Homer C. Thompson Vegetable Research Farm


The Homer C. Thompson Vegetable Research Farm is located 10 miles from the Cornell campus. It is a primary location for the College of Agriculture and Life Sciences' historically important vegetable research. The 260-acre farm includes a 30-acre organic parcel, certified by NOFA-NY Certified Organic LLC, for organic vegetable and grain research. Well-known by local citizens, the farm is popular for its field days, which give local commercial farmers and amateur gardeners the chance to learn about state-of-the-art planting and best management practices. Specialized farm equipment, such as a small plot herbicide sprayer, is designed for precise cultivation and management of small research plots. The farm is managed by Cornell AES as a site for interdisciplinary research aimed at optimizing vegetable production systems for the Northeast.

Research project highlights

purple and white potatoes cut open on a wood table

Rice variety trials & management practices

Researchers are evaluating how to best grow rice in New York state, a potentially lucrative crop that can thrive on flood-prone land. This project identifies varieties that perform well in our area, best management practices, economic feasibility and ecological benefits. 

Read more about the rice project in the Cornell Chronicle.

Researcher: Jenny Kao-Kniffin

Kale, cabbages and cherry tomatoes

This research focuses on the breeding and genetics of vegetable crops, in particular the development of novel kale, cabbage and cherry tomato varieties, with traits desired by the food industry and consumers alike. Exciting recent cherry tomato variety releases include: the bright Yellow Submarine, the deep purplish-red Moonshadow, and the striped and firm Cherry Ember.

Researcher: Phillip Griffiths

Cover crop breeding & variety trials

The Moore Lab conducts cover crop breeding and variety trials of several cover crop species including cereal rye, hairy vetch, winter pea, and crimson clover. Researchers are focused on cover crops adapted to New York state and the Northeastern US, selecting especially for vigorous, winter hardy, early-flowering, and productive varieties. Cover crops are important for sustainable cropping systems and provide many ecosystem services.

Researcher: Virginia Moore

Potato breeding program

Testing the newest breeding lines of potatoes with best potential of production in New York, to develop appropriate cultivation practices, utilization recommendations and yield assessments, to guide local growers.

Researcher: Walter De Jong

Optimum use of herbicides

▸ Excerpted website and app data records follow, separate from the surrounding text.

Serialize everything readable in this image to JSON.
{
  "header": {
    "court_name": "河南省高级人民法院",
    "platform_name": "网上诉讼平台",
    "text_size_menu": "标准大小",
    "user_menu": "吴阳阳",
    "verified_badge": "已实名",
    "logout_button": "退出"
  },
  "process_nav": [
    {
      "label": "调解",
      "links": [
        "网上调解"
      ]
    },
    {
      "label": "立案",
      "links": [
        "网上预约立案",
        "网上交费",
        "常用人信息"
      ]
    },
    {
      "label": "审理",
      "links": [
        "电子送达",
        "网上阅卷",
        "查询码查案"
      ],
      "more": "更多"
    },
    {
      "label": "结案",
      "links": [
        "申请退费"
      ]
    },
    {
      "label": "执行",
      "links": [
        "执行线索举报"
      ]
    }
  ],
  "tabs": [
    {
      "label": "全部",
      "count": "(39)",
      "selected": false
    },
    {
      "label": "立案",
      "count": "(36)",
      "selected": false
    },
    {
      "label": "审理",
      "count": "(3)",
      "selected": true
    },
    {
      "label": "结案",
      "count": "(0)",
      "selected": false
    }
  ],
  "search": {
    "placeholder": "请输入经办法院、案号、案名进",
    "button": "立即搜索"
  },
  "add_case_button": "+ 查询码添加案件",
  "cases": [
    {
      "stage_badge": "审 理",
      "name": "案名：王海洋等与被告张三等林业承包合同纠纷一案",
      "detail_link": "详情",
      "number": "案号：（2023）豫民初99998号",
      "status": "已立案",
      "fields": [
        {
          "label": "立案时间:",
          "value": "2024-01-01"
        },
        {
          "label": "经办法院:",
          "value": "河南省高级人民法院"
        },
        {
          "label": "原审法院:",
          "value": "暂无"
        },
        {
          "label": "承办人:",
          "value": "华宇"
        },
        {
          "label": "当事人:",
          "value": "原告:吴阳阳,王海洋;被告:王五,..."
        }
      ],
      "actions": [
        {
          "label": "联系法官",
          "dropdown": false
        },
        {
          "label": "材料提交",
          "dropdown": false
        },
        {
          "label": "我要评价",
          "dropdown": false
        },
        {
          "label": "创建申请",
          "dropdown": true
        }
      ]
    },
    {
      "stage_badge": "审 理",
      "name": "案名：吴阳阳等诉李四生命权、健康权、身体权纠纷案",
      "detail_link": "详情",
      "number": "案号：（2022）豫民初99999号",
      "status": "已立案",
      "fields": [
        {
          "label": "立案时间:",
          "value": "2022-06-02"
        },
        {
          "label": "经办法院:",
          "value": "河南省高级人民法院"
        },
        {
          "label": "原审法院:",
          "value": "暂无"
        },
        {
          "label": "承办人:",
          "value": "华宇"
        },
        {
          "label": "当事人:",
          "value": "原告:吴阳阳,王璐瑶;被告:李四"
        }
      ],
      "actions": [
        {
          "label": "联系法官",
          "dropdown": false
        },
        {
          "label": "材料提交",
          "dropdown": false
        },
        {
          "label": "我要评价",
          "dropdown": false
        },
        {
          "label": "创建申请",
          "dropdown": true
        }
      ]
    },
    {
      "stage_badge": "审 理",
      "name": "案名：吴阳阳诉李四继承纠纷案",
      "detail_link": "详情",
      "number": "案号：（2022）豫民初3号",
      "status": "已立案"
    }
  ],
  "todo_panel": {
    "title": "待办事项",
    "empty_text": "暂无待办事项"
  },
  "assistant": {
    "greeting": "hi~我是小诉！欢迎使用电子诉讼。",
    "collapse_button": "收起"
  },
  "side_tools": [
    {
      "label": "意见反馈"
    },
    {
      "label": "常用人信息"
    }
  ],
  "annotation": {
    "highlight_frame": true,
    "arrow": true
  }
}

Research on the optimum use of herbicides for vegetable crops informs the development of appropriate labeling.

Researcher: Antonio DiTommaso

Malting barley variety trials

Organically managed malting barley variety trials assess spring and winter varieties for best quality and yield. The agronomic data collected provides crucial, tangible guidance to New York growers who aim to meet the growing demand from local breweries.

Researcher: Mark Sorrells

Cucurbits, peppers, peas and beans

This program aims to breed new varieties with improved nutrition, flavor and other desirable traits, and with good resilience in ecologically based production systems. Recent work at this farm includes squash variety breeding.

Researcher: Michael Mazourek

Community connections

50 years of weather recording

Thompson Research Farm has been collecting daily weather data for the National Oceanic and Atmospheric Administration (NOAA) for over half a century. NOAA representatives from NWS Binghamton recently presented the farm team with the Honored Institution Award for 50 years of service. Local weather data is essential for accurate weather reporting, and supports farmers and growers who rely on it.

Photo: NOAA representatives Joanne LaBounty, Observation Program Leader, and Dave Nicossa, Meteorologist-in-charge, with Thompson Research Farm staff (in red, from left to right): Quin Walpole, Rick Randolph, Steve McKay, and Ryan Maher.

Food Donations

Thompson Research Farm has a long history of donating large amounts of fresh produce to local food banks and non-profit food networks. Since 2004 the farm has donated more than 2 million pounds of produce, including potatoes, corn, peppers, cabbage, beets, onions, melons, squash, pumpkins and tomatoes to help combat local food insecurity.

A group of people by are standing by a weather station with a certificate
A forklift loads pallets of food into a truck.


Thompson Research Farm Staff

Rick Randolph

Farm Manager, Thompson Vegetable Research Farm

Cornell AES

Rick Randolph
Ethan Tilebein

Field Assistant, Thompson Vegetable Research Farm

Cornell AES

Ethan Tilebein
Quin Walpole

Field Assistant, Thompson Vegetable Research Farm

Cornell AES

Quin Walpole
Liam Trojnor-Riley

Field Assistant, Thompson Vegetable Research Farm

Cornell AES

Liam Trojnor-Riley
  • lst35 [at] cornell.edu